Disease? Not On My Farm! Ambassador Blog
5 Tips for Managing Labour Shortages – Fraser Jones
Fraser Jones milks 1,450 Holstein Friesians, currently employing 37 people across three sites near Welshpool. In this blog the Disease? Not On My Farm! ambassador shares his advice on how to overcome potential labour shortages in the dairy sector:
1. Be flexible
Recruitment has been a continual challenge post-Brexit and during the pandemic. Before Brexit, over half of our workforce was Polish. Now that we’re recruiting more British staff it has meant adapting to overcome some of the negative perceptions about agricultural work which has discourages some people from entering the industry.
Many see working with cows as involving long, unsociable hours. I’ve found that a healthy work-life balance is as important as the pay you’re offering when recruiting people to milk cows or rear calves – if not more so.
When somebody comes for an interview, we find out what they do outside of work, their hobbies and interests, whether they have a family, and what they’re looking for from the role. It helps to build the job around their lifestyle.
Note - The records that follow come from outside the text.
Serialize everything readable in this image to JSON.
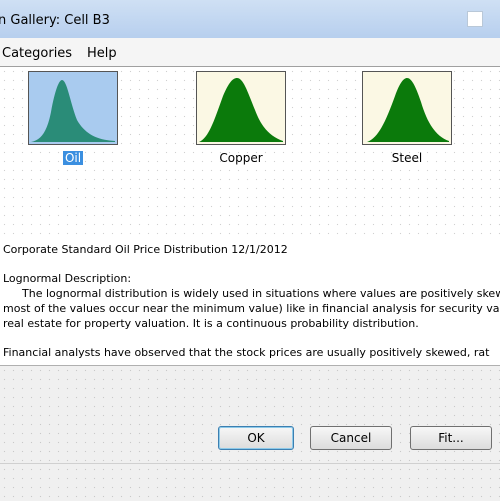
{
  "window": {
    "title": "n Gallery: Cell B3"
  },
  "menu": {
    "categories": "Categories",
    "help": "Help"
  },
  "gallery": {
    "items": [
      {
        "label": "Oil",
        "bg": "#a9cbef",
        "fill": "#2a8c78",
        "selected": true
      },
      {
        "label": "Copper",
        "bg": "#fbf8e4",
        "fill": "#0b7a0b",
        "selected": false
      },
      {
        "label": "Steel",
        "bg": "#fbf8e4",
        "fill": "#0b7a0b",
        "selected": false
      }
    ]
  },
  "description": {
    "line1": "Corporate Standard Oil Price Distribution 12/1/2012",
    "heading": "Lognormal Description:",
    "para1": "The lognormal distribution is widely used in situations where values are positively skewed",
    "para2": "most of the values occur near the minimum value) like in financial analysis for security va",
    "para3": "real estate for property valuation. It is a continuous probability distribution.",
    "para4": "Financial analysts have observed that the stock prices are usually positively skewed, rat"
  },
  "buttons": {
    "ok": "OK",
    "cancel": "Cancel",
    "fit": "Fit..."
  }
}
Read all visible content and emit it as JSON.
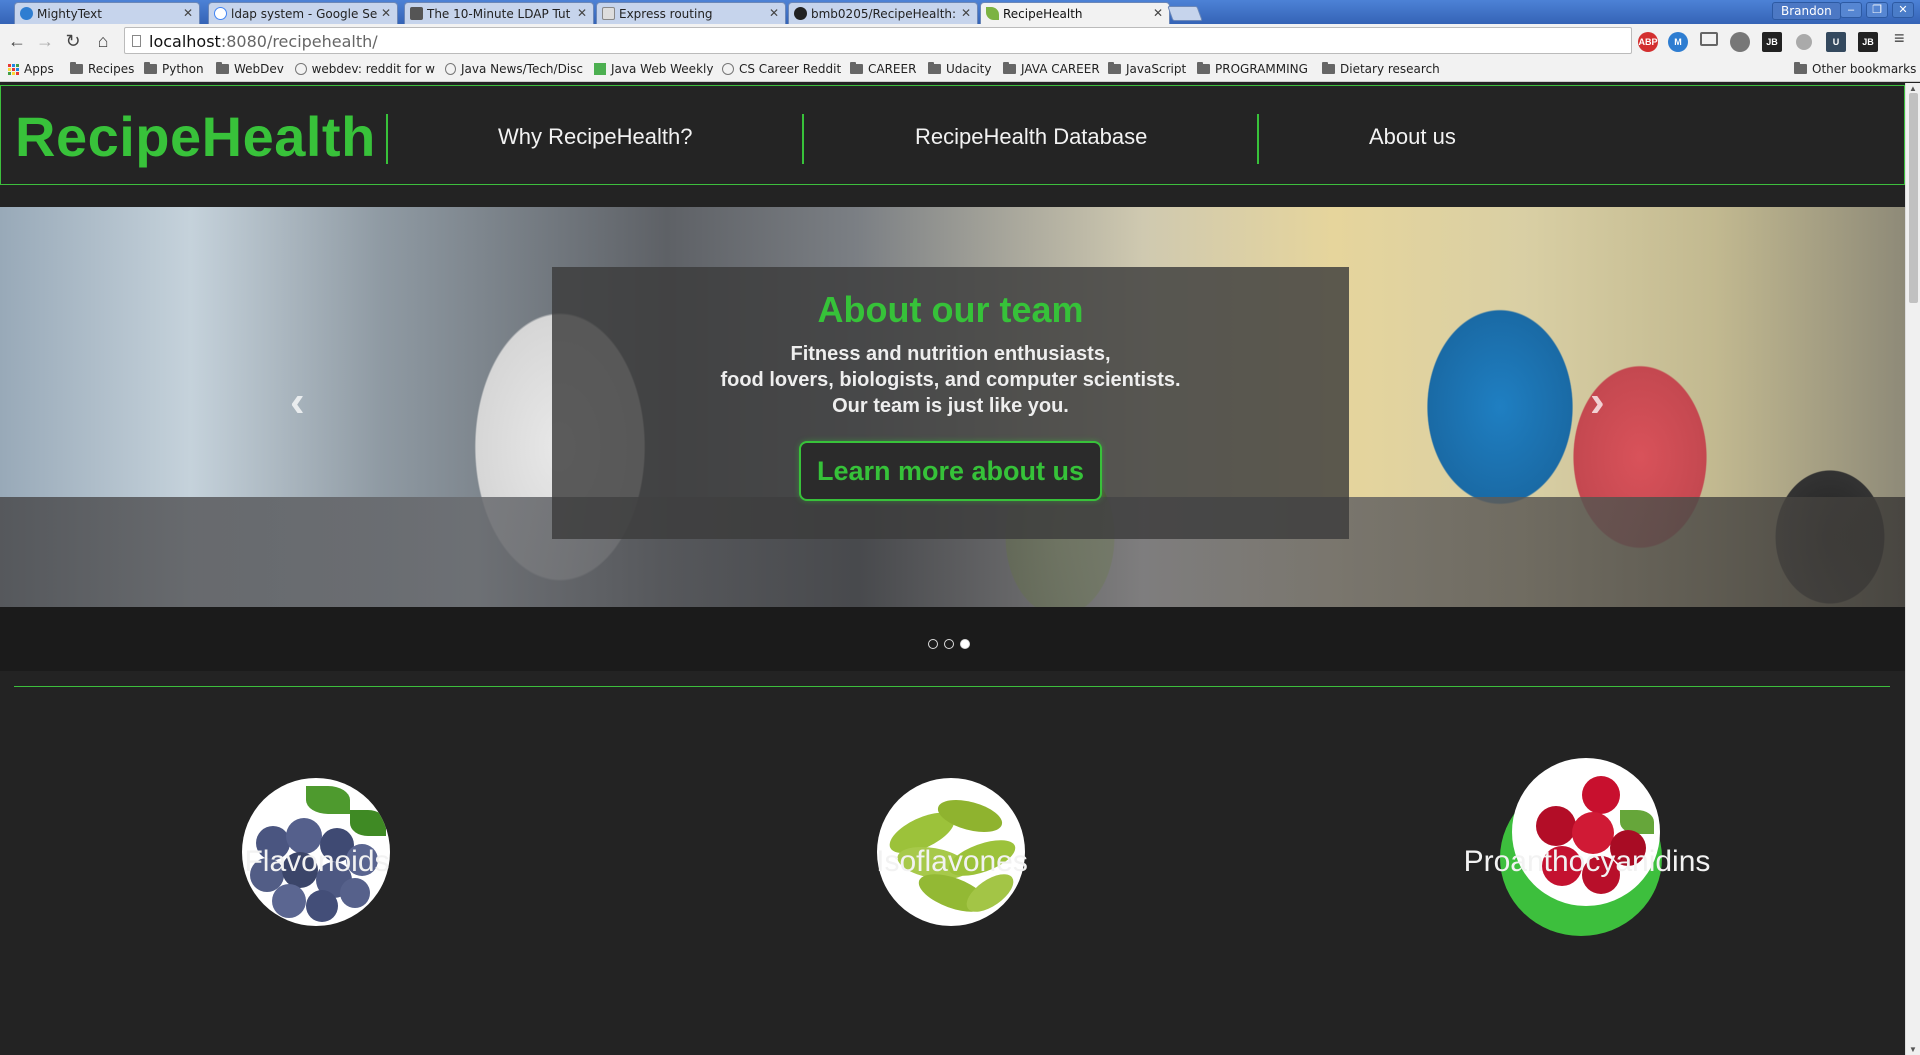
{
  "browser": {
    "tabs": [
      {
        "title": "MightyText",
        "favicon_color": "#2e7dd1"
      },
      {
        "title": "ldap system - Google Se",
        "favicon_color": "#ffffff"
      },
      {
        "title": "The 10-Minute LDAP Tut",
        "favicon_color": "#555555"
      },
      {
        "title": "Express routing",
        "favicon_color": "#dddddd"
      },
      {
        "title": "bmb0205/RecipeHealth:",
        "favicon_color": "#222222"
      },
      {
        "title": "RecipeHealth",
        "favicon_color": "#7cb342"
      }
    ],
    "close_glyph": "✕",
    "profile_name": "Brandon",
    "url_host": "localhost",
    "url_rest": ":8080/recipehealth/",
    "extensions": [
      "ABP",
      "M",
      "",
      "",
      "JB",
      "",
      "U",
      "JB"
    ],
    "bookmarks": [
      {
        "label": "Apps",
        "type": "apps"
      },
      {
        "label": "Recipes",
        "type": "folder"
      },
      {
        "label": "Python",
        "type": "folder"
      },
      {
        "label": "WebDev",
        "type": "folder"
      },
      {
        "label": "webdev: reddit for w",
        "type": "site"
      },
      {
        "label": "Java News/Tech/Disc",
        "type": "site"
      },
      {
        "label": "Java Web Weekly",
        "type": "jw"
      },
      {
        "label": "CS Career Reddit",
        "type": "site"
      },
      {
        "label": "CAREER",
        "type": "folder"
      },
      {
        "label": "Udacity",
        "type": "folder"
      },
      {
        "label": "JAVA CAREER",
        "type": "folder"
      },
      {
        "label": "JavaScript",
        "type": "folder"
      },
      {
        "label": "PROGRAMMING",
        "type": "folder"
      },
      {
        "label": "Dietary research",
        "type": "folder"
      },
      {
        "label": "Other bookmarks",
        "type": "folder"
      }
    ]
  },
  "site": {
    "brand": "RecipeHealth",
    "nav": [
      "Why RecipeHealth?",
      "RecipeHealth Database",
      "About us"
    ],
    "accent_color": "#38c23a",
    "carousel": {
      "title": "About our team",
      "lines": [
        "Fitness and nutrition enthusiasts,",
        "food lovers, biologists, and computer scientists.",
        "Our team is just like you."
      ],
      "cta": "Learn more about us",
      "prev_glyph": "‹",
      "next_glyph": "›",
      "slides": 3,
      "active_slide": 3
    },
    "features": [
      {
        "label": "Flavonoids",
        "image": "blueberries"
      },
      {
        "label": "Isoflavones",
        "image": "edamame"
      },
      {
        "label": "Proanthocyanidins",
        "image": "cranberries"
      }
    ]
  }
}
That’s has meant shift patterns have changed to become more flexible. We’ve now got more people working part-time. It does mean we’re employing more individuals, which brings its own challenges – however overall, it’s working well.
2. Technology makes life simpler
We’ve consistently invested in modern technology which helps improve efficiencies across the board. This includes our rotary parlour which is highly automated. By integrating technology into your dairy system, you can help make the job less physically demanding and more attractive to new recruits.
3. Promote herd health
It’s hugely important that farmers demonstrate how much we value animal welfare to be able to attract and retain the right staff. It’s crucial to show that we’re putting the cows at the forefront of our business by taking proactive steps to keep our herds healthy.
It’s vital that prospective employees see how much you care for your animals, as it can be seen as a positive indicator of how you’ll treat them.
In my role as a Disease? Not On My Farm! ambassador, I prioritise a preventative approach to herd health and insist all my team follows my example.
Cow welfare and productivity has a knock-on effect on staff wellbeing. If you’re striving for high health and welfare, generally, you see fewer problems on the farm, and that helps to create a happier atmosphere and improves team motivation.
4. Establish effective team communication
For us, farming is very much a team effort. We try to give every individual a level of responsibility. Even if somebody has just started working for me, and they don’t have a farming background, I always encourage the rest of the team to listen to their opinions. Being open to different perspectives helps individuals to feel valued and respected. One small, suggested change to our working practices could end up saving significant time or money.
Communication is key to engaging your team and working as efficiently as possible. Everyone needs to be on the same journey, buying in to the long-term vision for the farm. For me, that means continued expansion to maximise milking numbers and making the most of our ground.
5. Showcase the dairy sector as a rewarding career
British dairy farmers are fighting over the same limited pool of skilled individuals. This means that often, when one farm is recruiting, new employees are coming from other farming businesses, leaving these producers short of workers.
The sector needs to effectively communicate just how rewarding working in the dairy sector is. We need to present ourselves in a more relatable way, telling the story of how working on a dairy farm is a journey – from seeing animals being born, nurturing them as they grow and working with the calf to the cow, throughout their life and in amongst the herd, to produce a high-quality food source that provides essential nutrition.